The main ingredient of this type of noodle is rice flour. Although made up of the same composition, it is a very versatile noodle that quickly adapts to the cooking styles. For example, stir-fry vermicelli will taste very different from char-kway-tiao (a very popular version of stir-fry flat rice strands.
Arguably, this is the most popular form of noodles in Asia. Unlike western noodles, where each type of noodles has a rigid application and few designated cooking styles, rice noodles are applied across from savoury stir-fry, soups, and even desserts.
The taste of rice noodles can be described as neutral, clean and slightly tangy. This clean taste gives it the ability to readily assimilate with the seasoning and flavours of other ingredients.
It is a well-known fact that this noodle type takes a long time to cook, and just like the western spaghetti, the noodles can change from half-cooked to over-cooked in a sudden, therefore a close eye should be cast upon the cooking.
It must be emphasized that rice noodles possesse the wonderful ability to absorb the flavours of the accompanying ingredients without introducing any forms of smell or taste to the food.
This is particularly true for stir-fry.
Example: Stir-fry flat rice noodle strands with sweet soy sauce with fresh bean sprouts, fried tofu cubes, bok choi and crushed peanuts.
Example: Simple rice vermicelli sesame oil stir-fry with green pepper strips, chilli, soy duck, bean sprouts and white sesame seeds.
Example: Fusion! Try western tomato base styled sauce with rice noodles for a refreshing taste!
Noodle soup (noodles in soup!) is probably not a common concept in westernized cooking, but this form of cooking is both historical and popular in the far east.
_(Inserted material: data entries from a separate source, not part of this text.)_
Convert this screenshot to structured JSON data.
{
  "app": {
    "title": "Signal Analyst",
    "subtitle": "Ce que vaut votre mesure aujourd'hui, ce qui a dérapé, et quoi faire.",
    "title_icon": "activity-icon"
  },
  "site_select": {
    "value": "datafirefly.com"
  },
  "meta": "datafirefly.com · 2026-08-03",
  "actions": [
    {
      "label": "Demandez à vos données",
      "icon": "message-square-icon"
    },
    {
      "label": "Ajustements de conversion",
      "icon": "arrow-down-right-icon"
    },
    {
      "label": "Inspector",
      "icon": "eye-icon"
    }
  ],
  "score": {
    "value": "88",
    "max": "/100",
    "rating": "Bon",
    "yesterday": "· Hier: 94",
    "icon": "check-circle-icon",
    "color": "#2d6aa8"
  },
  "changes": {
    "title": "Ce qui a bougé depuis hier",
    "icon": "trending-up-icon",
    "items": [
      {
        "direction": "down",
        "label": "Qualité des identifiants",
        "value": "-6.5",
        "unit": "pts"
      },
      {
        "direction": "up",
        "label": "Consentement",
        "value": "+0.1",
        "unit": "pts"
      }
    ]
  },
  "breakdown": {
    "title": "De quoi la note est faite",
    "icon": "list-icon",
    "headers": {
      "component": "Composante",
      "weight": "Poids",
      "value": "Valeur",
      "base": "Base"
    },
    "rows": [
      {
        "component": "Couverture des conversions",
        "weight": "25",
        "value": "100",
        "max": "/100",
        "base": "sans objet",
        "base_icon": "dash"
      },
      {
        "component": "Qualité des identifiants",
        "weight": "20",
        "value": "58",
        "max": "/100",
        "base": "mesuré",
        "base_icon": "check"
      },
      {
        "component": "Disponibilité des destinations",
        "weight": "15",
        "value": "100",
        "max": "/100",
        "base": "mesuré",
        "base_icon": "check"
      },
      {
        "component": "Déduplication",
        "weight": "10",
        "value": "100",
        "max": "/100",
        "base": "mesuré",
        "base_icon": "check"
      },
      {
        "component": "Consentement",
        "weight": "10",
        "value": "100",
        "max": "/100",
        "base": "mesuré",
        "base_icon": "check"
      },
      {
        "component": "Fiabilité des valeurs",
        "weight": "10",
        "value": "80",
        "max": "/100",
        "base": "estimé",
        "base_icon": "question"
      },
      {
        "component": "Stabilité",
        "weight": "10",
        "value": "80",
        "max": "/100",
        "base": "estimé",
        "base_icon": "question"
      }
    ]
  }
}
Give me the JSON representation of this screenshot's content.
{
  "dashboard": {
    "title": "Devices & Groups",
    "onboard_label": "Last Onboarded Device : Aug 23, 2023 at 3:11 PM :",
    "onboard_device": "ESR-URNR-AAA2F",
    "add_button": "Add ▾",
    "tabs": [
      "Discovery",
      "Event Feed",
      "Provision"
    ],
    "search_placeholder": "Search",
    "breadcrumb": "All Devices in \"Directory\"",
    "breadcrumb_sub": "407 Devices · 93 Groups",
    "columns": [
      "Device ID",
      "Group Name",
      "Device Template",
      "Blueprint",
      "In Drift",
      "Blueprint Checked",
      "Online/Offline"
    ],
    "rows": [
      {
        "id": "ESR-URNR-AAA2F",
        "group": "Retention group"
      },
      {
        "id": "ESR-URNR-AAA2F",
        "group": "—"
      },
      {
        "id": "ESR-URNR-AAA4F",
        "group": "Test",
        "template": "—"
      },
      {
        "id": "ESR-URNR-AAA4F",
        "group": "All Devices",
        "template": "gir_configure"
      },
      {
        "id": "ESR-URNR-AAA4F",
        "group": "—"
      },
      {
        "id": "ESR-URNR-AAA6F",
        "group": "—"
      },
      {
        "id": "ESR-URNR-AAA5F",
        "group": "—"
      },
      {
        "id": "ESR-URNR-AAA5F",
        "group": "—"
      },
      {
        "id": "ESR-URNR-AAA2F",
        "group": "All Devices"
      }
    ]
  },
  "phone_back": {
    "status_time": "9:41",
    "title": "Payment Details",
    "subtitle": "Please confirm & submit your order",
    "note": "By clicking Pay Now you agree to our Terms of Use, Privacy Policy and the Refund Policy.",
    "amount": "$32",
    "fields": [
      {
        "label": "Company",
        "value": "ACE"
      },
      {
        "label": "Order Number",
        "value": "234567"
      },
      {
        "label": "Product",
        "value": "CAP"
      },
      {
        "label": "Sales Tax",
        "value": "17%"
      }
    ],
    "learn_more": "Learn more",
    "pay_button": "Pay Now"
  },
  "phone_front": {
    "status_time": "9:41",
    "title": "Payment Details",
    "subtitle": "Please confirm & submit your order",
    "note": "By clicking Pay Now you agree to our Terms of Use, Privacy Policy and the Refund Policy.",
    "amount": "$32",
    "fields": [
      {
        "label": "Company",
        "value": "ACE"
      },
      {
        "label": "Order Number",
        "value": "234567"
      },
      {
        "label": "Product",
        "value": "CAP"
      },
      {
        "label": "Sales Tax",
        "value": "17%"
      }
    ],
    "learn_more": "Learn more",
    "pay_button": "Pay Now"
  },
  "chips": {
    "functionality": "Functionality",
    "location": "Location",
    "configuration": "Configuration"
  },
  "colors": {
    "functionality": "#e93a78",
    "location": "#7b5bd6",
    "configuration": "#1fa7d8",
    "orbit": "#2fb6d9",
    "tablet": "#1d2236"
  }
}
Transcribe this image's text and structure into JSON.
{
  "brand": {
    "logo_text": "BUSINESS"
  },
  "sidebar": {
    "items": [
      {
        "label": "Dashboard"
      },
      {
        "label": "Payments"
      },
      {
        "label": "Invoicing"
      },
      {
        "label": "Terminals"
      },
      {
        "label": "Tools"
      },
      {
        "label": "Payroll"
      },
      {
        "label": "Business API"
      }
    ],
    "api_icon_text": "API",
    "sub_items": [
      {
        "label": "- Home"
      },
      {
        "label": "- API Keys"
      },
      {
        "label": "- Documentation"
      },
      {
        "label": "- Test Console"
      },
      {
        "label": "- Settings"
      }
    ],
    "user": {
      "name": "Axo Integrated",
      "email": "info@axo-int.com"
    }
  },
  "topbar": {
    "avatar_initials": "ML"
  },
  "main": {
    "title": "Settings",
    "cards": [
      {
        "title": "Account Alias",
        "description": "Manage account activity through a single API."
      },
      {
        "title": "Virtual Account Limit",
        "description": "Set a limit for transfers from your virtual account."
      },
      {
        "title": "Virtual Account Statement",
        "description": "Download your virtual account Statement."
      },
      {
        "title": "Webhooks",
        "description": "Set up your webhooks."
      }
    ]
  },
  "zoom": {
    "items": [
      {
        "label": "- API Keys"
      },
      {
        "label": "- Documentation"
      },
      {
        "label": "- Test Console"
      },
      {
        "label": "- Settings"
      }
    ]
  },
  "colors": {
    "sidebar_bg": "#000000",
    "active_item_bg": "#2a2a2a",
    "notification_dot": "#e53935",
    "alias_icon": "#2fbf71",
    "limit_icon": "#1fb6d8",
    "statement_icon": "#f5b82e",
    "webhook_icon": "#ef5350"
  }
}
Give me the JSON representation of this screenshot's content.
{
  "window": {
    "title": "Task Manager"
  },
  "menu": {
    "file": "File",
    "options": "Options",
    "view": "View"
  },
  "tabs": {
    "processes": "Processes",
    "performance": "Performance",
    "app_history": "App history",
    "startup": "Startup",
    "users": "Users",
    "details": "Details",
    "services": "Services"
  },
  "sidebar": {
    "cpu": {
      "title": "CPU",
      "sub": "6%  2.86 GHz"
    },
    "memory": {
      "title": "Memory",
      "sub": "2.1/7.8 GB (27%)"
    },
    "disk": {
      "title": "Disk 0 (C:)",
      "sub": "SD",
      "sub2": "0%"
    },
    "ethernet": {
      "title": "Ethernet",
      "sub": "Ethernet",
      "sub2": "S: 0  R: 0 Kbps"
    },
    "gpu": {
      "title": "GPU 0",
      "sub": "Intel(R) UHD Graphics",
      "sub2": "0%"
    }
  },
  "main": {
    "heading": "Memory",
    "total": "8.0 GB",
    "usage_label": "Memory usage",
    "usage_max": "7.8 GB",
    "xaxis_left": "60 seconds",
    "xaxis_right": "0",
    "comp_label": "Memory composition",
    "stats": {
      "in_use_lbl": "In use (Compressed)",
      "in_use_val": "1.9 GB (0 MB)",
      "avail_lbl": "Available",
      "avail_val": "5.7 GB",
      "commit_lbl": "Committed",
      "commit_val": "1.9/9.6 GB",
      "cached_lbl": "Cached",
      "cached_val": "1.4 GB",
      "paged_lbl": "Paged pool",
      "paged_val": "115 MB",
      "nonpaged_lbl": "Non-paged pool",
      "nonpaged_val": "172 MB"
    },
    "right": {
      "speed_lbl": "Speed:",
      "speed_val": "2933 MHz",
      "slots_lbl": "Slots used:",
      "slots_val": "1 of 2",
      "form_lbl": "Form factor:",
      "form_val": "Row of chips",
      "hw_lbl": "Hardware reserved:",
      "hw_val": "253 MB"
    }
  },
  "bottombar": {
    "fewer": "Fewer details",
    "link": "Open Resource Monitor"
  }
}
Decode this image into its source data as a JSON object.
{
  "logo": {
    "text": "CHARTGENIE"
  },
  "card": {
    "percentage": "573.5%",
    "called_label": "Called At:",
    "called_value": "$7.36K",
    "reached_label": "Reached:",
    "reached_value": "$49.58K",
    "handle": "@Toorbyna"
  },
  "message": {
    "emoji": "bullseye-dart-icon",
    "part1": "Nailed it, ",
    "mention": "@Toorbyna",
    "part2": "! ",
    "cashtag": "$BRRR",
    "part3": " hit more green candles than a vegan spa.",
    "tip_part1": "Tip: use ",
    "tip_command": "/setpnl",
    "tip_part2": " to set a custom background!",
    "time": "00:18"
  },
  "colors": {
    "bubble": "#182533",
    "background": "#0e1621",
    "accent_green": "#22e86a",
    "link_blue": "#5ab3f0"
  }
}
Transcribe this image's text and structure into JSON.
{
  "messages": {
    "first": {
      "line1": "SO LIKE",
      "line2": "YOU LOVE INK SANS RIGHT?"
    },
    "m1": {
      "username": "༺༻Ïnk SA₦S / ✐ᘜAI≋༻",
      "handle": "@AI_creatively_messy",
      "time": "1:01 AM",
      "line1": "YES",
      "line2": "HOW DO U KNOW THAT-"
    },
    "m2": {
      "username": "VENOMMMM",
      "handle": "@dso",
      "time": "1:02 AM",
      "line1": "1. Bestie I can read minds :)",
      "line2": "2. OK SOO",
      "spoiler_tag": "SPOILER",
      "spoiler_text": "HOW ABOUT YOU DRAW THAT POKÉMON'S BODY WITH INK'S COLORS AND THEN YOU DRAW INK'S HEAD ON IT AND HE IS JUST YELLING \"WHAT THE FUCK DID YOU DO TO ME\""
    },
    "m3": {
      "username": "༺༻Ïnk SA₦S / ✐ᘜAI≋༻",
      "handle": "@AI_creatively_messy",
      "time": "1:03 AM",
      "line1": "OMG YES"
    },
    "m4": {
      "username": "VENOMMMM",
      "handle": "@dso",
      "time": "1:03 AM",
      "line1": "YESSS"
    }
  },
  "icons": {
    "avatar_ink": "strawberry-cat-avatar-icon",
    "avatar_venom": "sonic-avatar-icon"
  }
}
It is a quick form of cooking and filling to the stomach - hence termed as the "fast-food of Asia".
In contrast to stir-fry, the rice noodles maintain a relatively neutral taste in wet-based cooking. The main attraction is to provide an unique tangy texture while its neutrality offers better flavour emphasis on the broth and its ingredients.
Throughout its long history and wide-spread popularity, evolved many variety and secrets in preparing its broth. Here are some of the most popular soup-based noodles:
Example: South East Asia's Laksa - Curried coconut milk soup with lemongrass, chillies, cucumber strips, bean sprouts, boiled egg slices and rice noodles.
Example: Flat rice noodles in soy chilli broth, bok choi and baby corn.
Egg noodles - 鸡蛋麵
In its raw form, it is white, semi-transluscent, dry and brittle. It comes in many styles - Spaghetti, thin vermicelli, flat strands, marcoroni.
It is a well-known fact that this noodle type takes a long time to cook, and just like the western spaghetti, the noodles can change from half-cooked to over-cooked in a sudden, therefore an close eye should be cast on the cooking.
It must be emphasized that the rice noodles possess the wonderful ability to absorb the flavours of the accompanying ingredients without introducing any forms of smell or taste to the food.